Leaders of a group of nonprofits, coalitions and other organizations are calling on the Charlottesville City Council to invest in both public schools and affordable housing.
In letters to council and comments at public meetings, the community members say the city should find a way to do upgrade Buford Middle School and fund affordable housing plans.
The city’s affordable housing plan calls for an investment of $10 million a year on tax relief and direct subsidies.
Community leaders from organizations such as the Legal Aid Justice Center and the Charlottesville/Albemarle Affordable Housing Coalition have said they are concerned about the potential for pitting education and housing spending against each other.
“A stable home that families can afford is the bedrock for educational success of children and a quality pre-K through 12th grade education is essential for individuals to break free from the web of generational poverty that too many households in Charlottesville are caught within,” they wrote in a letter to City Council earlier this week. “The economic vitality of the City requires an educated workforce that can afford to live in the same community where they work.”
Other signatories to the letter include Mary Coleman with Charlottesville United for Public Education, Beth Ike with the Burnley Moran Elementary parent-teacher organization, Chris Meyer with the Local Energy Alliance Program, and Laura Goldblatt with the Charlottesville Low-Income Housing Coalition.

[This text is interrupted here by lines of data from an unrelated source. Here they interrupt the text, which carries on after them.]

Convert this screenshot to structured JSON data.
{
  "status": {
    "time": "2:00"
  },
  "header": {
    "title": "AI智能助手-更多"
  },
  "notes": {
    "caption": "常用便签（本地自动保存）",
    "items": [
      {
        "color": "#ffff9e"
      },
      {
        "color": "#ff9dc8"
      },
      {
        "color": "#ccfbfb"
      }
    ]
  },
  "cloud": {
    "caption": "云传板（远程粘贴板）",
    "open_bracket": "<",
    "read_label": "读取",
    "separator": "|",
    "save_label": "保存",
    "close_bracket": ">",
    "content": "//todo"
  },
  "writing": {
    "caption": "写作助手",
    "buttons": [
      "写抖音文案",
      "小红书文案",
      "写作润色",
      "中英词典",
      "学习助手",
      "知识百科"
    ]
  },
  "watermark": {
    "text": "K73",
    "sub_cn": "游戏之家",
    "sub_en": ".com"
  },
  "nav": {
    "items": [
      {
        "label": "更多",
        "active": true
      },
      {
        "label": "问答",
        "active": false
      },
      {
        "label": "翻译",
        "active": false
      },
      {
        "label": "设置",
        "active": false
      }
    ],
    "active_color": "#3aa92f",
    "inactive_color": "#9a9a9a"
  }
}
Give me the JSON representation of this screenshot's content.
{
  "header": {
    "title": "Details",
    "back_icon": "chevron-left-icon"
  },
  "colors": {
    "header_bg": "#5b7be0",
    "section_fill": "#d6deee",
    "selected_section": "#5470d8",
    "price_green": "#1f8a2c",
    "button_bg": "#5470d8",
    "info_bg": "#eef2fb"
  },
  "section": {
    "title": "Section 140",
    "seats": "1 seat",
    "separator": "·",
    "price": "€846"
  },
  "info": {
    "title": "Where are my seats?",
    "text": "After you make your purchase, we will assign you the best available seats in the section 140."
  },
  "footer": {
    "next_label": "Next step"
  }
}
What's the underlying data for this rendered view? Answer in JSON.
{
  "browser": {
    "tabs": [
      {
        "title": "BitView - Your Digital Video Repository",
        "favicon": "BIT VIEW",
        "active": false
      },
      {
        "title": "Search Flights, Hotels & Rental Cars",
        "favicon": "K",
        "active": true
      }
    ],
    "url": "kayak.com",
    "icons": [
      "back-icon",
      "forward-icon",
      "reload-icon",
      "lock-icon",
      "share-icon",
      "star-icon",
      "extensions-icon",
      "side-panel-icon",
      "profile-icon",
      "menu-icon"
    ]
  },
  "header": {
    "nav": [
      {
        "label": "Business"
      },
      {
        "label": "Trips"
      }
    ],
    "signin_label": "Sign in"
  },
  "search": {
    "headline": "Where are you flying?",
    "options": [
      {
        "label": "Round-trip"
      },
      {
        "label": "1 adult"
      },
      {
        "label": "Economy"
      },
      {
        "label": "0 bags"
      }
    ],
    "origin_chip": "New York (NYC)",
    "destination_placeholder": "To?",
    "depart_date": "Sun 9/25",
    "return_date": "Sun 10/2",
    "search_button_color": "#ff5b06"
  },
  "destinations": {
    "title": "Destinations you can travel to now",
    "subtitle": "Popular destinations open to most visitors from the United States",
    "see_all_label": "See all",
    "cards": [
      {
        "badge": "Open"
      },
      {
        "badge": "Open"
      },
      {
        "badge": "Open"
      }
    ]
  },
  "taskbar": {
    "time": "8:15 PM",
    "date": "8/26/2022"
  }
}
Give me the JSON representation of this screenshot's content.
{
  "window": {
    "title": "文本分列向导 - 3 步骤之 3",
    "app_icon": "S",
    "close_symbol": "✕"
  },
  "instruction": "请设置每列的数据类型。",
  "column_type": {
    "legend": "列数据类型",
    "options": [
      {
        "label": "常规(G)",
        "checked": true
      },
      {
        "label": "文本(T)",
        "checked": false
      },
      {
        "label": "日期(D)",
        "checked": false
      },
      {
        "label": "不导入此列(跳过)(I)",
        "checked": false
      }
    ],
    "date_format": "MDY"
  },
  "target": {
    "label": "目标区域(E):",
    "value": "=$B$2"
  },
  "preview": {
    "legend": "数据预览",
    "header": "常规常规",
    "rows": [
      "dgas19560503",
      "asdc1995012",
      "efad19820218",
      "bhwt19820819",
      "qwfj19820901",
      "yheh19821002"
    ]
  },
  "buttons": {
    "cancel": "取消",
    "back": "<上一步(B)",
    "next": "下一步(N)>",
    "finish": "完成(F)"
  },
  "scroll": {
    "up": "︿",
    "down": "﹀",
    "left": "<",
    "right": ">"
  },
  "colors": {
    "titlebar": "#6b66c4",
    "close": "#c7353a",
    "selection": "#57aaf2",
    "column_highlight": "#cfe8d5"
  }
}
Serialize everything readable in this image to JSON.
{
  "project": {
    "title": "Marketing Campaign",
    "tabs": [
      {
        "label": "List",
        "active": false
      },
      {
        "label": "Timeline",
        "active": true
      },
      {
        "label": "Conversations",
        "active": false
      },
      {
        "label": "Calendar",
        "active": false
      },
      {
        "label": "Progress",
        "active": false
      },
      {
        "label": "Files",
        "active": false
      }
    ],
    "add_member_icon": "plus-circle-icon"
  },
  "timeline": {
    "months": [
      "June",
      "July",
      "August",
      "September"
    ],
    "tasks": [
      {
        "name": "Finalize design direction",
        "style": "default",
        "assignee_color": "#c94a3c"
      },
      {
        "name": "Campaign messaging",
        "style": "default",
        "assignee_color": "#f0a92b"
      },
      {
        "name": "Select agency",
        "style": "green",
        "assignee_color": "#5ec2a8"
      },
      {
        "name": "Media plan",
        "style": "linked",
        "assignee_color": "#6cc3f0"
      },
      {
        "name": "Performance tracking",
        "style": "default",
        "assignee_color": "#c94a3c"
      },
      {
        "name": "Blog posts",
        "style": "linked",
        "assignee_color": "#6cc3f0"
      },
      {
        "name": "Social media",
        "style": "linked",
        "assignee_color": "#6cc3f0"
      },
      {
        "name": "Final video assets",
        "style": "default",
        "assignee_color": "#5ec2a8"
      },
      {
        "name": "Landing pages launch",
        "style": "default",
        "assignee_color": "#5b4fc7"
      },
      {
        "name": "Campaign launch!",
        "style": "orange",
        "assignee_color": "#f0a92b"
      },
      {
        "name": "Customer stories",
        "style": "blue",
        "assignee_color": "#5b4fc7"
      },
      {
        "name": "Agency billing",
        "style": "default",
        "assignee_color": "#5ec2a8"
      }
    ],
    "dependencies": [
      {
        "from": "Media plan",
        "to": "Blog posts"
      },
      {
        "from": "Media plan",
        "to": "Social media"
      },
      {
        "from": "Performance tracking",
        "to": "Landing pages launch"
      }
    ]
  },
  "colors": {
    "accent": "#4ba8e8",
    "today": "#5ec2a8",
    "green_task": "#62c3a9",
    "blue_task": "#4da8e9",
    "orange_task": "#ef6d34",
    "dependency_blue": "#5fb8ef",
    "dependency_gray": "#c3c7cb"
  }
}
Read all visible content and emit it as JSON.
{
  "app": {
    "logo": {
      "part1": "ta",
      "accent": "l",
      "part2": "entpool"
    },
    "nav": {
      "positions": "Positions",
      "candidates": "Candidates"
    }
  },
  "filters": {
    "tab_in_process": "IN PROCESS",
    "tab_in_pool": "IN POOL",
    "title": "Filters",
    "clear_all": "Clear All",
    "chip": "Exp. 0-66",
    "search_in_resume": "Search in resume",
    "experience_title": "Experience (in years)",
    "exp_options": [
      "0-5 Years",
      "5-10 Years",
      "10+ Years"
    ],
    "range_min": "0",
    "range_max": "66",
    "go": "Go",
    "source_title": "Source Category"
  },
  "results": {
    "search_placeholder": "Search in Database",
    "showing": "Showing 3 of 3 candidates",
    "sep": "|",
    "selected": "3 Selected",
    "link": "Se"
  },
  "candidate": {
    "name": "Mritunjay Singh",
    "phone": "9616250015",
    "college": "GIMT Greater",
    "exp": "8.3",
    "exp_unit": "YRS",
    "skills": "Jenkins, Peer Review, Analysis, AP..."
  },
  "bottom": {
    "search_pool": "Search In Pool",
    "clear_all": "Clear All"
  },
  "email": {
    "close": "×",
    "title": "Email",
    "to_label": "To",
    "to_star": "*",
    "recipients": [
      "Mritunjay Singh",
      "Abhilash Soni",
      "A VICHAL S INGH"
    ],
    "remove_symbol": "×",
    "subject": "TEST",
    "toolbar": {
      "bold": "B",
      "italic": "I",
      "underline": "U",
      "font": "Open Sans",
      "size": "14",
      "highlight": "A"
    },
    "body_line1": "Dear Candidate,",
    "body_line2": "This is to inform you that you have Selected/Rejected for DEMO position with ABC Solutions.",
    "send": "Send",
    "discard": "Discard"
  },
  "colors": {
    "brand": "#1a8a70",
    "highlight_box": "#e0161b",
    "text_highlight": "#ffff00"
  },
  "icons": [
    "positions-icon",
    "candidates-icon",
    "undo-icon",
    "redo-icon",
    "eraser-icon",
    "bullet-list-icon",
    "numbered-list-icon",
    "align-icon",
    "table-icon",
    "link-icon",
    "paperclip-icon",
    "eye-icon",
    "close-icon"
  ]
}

City Council will dive into the proposed $216 million budget at a work session Thursday. That work session will focus on revenues and expenses for the coming fiscal year. The capital improvement plan will be discussed at the council’s March 31 work session.
The proposed capital budget allocates $7.33 million for affordable housing projects. The operating budget includes an additional $1 million for tax and rent relief.
The spending plan also includes full funding for the first phase of the city schools’ reconfiguration project in fiscal year 2024. However, city staff said in the budget that “significant revenue enhancements will be required in order to fully fund this project.”
That first phase of the school plan is expected to cost about $76.8 million, a price tag that’s higher than initially expected because of inflation. For $76.8 million, the city can expand Buford and heavily renovate the 57-year-old school.
Following the expansion, the upper elementary school would be eliminated, sixth graders would join seventh and eighth grades at Buford and fifth graders would go back to their elementary schools for one more year. Preschool would then be centralized at the Walker Upper Elementary campus.
So far, city staff has suggested a 10-cent increase to the real estate tax rate in order to pay for the project. Interim city manager Michael C. Rogers said at Monday’s council meeting that at least an increase of 7.5 cents would be needed.
City staff is recommending that additional revenue sources be pursued in the next fiscal year for the fiscal year 2024 budget. That could include an increase the local sales tax, but the city needs approval from the General Assembly and local voters to make that happen.
In the letter to the city, organization leaders encouraged the use of every tool available to fully fund investments in the schools and affordable housing.
“For decades, key infrastructure investments in schools and affordable housing were kicked down the road, and we now face a large, overdue bill for these essential components of a healthy community,” they wrote. “We recognize and support the reality that the city will need to increase revenue to cover the costs.”
That message was echoed at Monday’s City Council meeting.
“I’ve heard a great deal of rhetoric recently that as a city we need to choose from among the school reconfiguration project and affordable housing program and collective bargaining for our public employees,” said David Koenig, a history teacher at Lugo-McGinness Academy with the Charlottesville Education Association. “But these are not options from which we can pick and choose. They are all fundamental human rights.”
Leah Puryear, a former School Board member who backed the Buford project, said the city needs to act now.
“In 1988, the decision was made to have an upper elementary and middle school in hopes of creating equity and diversity,” Puryear said. “It has done the exact opposite. We must not kick this can any further.”
In a letter to the Daily Progress, housing advocate Joy Johnson and Charlottesville parent Shymora Cooper said that the city is at the bottom of a “a proverbial hole” it has been digging.
“For decades the city declined to tax itself appropriately or make the investments in housing and public school systems necessary to provide a level playing field for its residents — especially those in the lower-income brackets,” they wrote.
Cooper is part of Charlottesville United for Public Education, a group created by parents and community members to support the overall reconfiguration project.
Cooper and Johnson wrote that investing in public schools and housing “builds a strong, functional, and thriving community.”
In addition to improved school facilities, children in Charlottesville need stable housing for educational success, they wrote.
They said stable housing is harder for low-income households to get and encouraged the city to continue investment in a range of programs to increase affordable housing options. They acknowledged in their letter that real tax rate increases could make it harder for low-income residents to live in the city.
“The flip side is that without affordable housing supports and a public school system funded by the additional revenue, it is even more difficult to afford housing in Charlottesville and for the children to receive an equitable education experience compared to their private school peers,” they wrote.
Reporter Ginny Bixby contributed to this report.